- LISTED RECORDS
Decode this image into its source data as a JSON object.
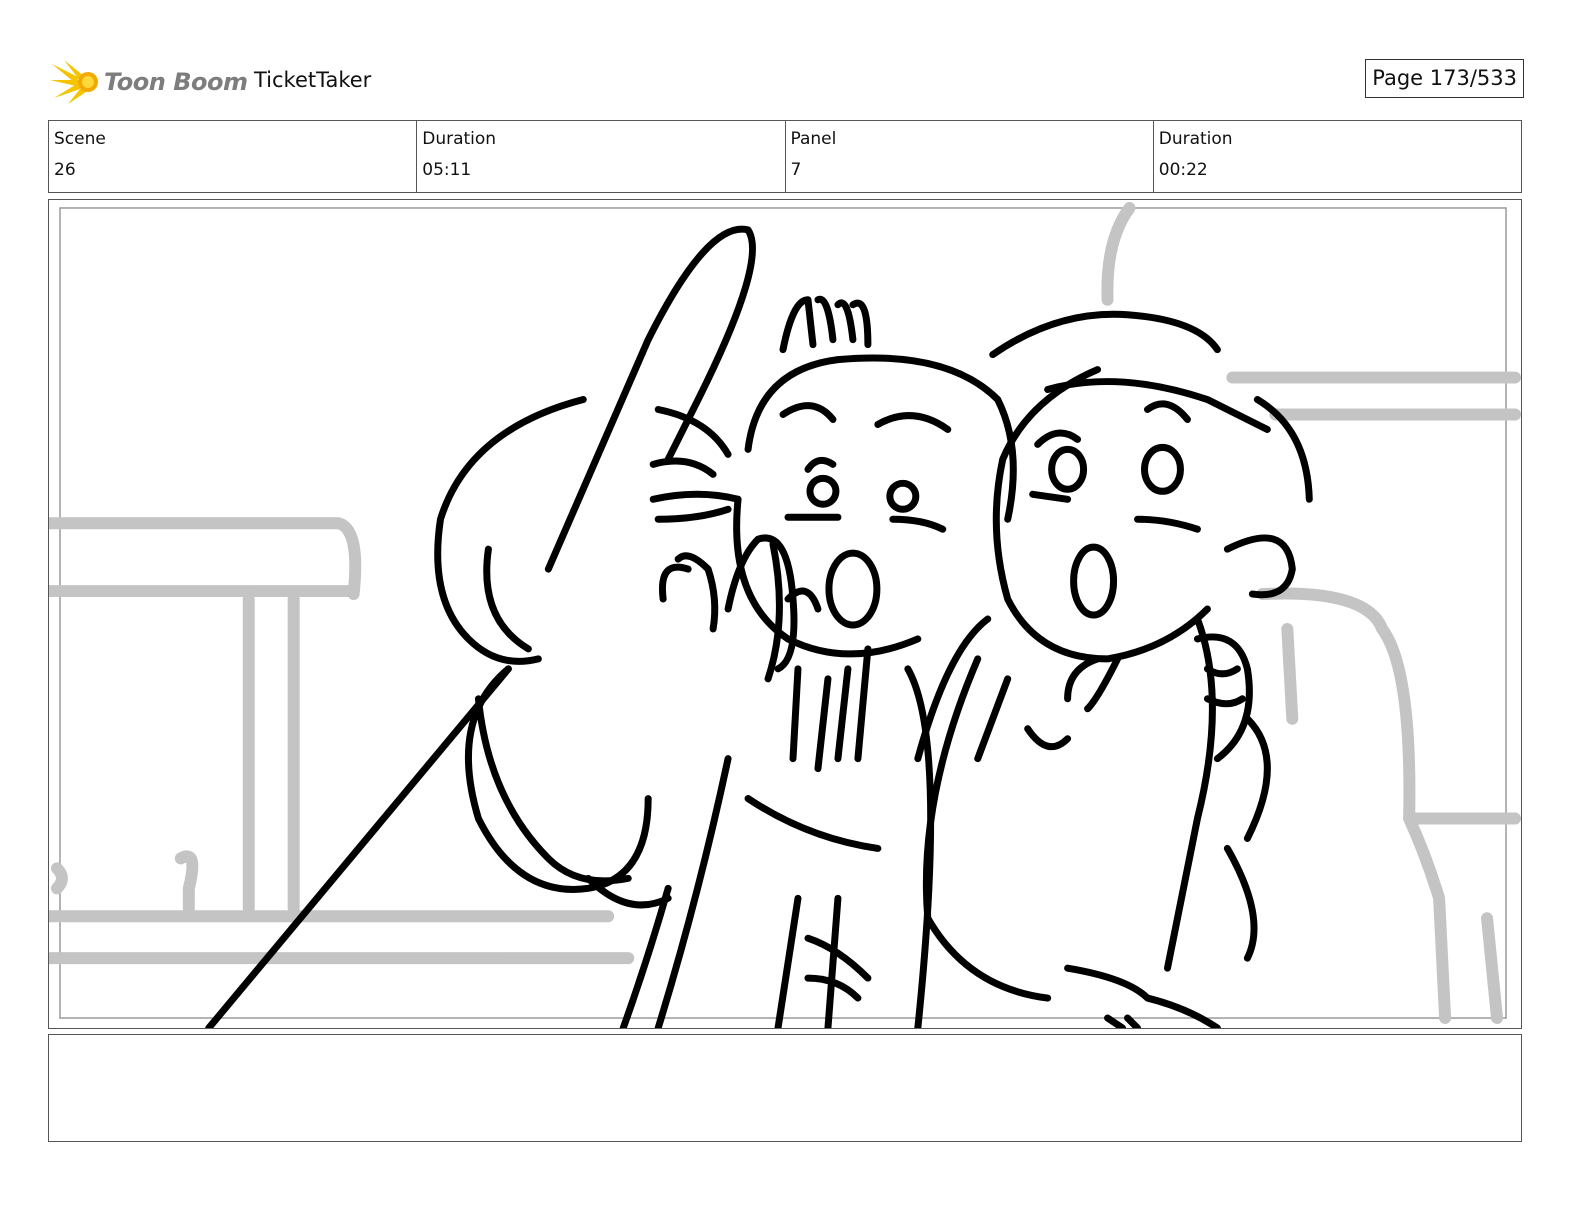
{
  "header": {
    "brand": "Toon Boom",
    "project_title": "TicketTaker",
    "page_counter": "Page 173/533"
  },
  "info": {
    "scene_label": "Scene",
    "scene_value": "26",
    "scene_duration_label": "Duration",
    "scene_duration_value": "05:11",
    "panel_label": "Panel",
    "panel_value": "7",
    "panel_duration_label": "Duration",
    "panel_duration_value": "00:22"
  },
  "colors": {
    "logo_star": "#f5c400",
    "logo_text": "#7d7d7d",
    "border": "#555555",
    "sketch_ink": "#000000",
    "background_sketch": "#c4c4c4"
  },
  "panel_image": {
    "icon": "storyboard-sketch"
  },
  "notes": {
    "text": ""
  }
}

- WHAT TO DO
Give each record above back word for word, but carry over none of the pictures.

- RESULT
Decode this image into its source data as a JSON object.
{
  "header": {
    "brand": "Toon Boom",
    "project_title": "TicketTaker",
    "page_counter": "Page 173/533"
  },
  "info": {
    "scene_label": "Scene",
    "scene_value": "26",
    "scene_duration_label": "Duration",
    "scene_duration_value": "05:11",
    "panel_label": "Panel",
    "panel_value": "7",
    "panel_duration_label": "Duration",
    "panel_duration_value": "00:22"
  },
  "colors": {
    "logo_star": "#f5c400",
    "logo_text": "#7d7d7d",
    "border": "#555555",
    "sketch_ink": "#000000",
    "background_sketch": "#c4c4c4"
  },
  "panel_image": {
    "icon": "storyboard-sketch"
  },
  "notes": {
    "text": ""
  }
}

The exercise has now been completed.